Choosing to be thankful makes us more thankful
When thinking and expressing gratitude our brain releases chemicals that make us less stressed, and in turn, more thankful. Our brain does not distinguish if this gratitude is huge and deep and intense or simply a squeak of thanks. All that matters is the intentional act of giving thanks.
Our thankfulness makes others feel more thankful
When we love someone we want to create a positive experience for them. One way of doing that is expressing our gratitude, appreciation and thanks. It might be an overwhelming and robust appreciation. Or it might be thanks for opening the door. Whether big or small, it creates a warm and loving feeling. It also makes our loved one
feel more thankful, often giving a thanks or compliment back to us. And it continues to go around and around.
Sharing our gratitude with others around Thanksgiving
It is a wonderful way to think of any close relationship, floating in the chemicals of love and feeling close or intimate. Since this is Thanksgiving, a time for gratitude, let’s share many expressions of thanks and appreciation to everyone we see today, tomorrow, at the Thanksgiving table, the next day with leftovers, and the weekend which follows.
Gratitude is a discipline
To all who come into our lives, a way to make ourselves feel less stressed, more happy and thankful is to share our gratitude with all. A way to make our corner of the world a better place is to share thanks with as many people as we can throughout every day. I hope you practice gratitude daily for 365 days a year so that what you see, feel and act is gratitude.
Sometimes wearing rose-colored glasses is good; it makes the experiences of life more positive and grateful.
In his research lab, Dr. Gottman discovered that successful couples create a culture of goodwill and purposefully strive to see each other through rose-colored glasses.

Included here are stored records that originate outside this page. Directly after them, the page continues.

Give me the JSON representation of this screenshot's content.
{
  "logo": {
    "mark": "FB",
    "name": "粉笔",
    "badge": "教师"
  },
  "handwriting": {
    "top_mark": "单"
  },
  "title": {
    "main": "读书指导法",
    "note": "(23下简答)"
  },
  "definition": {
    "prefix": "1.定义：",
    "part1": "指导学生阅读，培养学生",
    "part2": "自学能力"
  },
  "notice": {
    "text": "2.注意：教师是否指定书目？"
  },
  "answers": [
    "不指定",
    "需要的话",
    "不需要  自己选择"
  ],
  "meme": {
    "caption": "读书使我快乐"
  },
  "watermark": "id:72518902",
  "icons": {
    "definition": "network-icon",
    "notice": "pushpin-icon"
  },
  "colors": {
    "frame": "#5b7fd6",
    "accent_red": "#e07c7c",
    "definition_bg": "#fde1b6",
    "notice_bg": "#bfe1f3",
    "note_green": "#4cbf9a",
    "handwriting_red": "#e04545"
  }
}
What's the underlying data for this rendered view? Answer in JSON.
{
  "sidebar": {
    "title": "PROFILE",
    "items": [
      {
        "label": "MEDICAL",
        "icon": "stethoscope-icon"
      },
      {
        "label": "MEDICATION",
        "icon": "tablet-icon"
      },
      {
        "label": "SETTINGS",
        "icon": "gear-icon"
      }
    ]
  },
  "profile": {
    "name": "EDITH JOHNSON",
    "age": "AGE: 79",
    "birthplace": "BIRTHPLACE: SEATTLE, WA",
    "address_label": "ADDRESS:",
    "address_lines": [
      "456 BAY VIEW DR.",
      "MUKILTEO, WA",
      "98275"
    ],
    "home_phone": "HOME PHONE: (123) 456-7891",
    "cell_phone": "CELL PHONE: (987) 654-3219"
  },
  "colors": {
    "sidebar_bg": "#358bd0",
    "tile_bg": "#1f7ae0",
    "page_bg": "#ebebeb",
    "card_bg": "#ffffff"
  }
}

“A basic law: the more you practice the art of thankfulness, the more you have to be thankful for.” ~ Norman Vincent Peale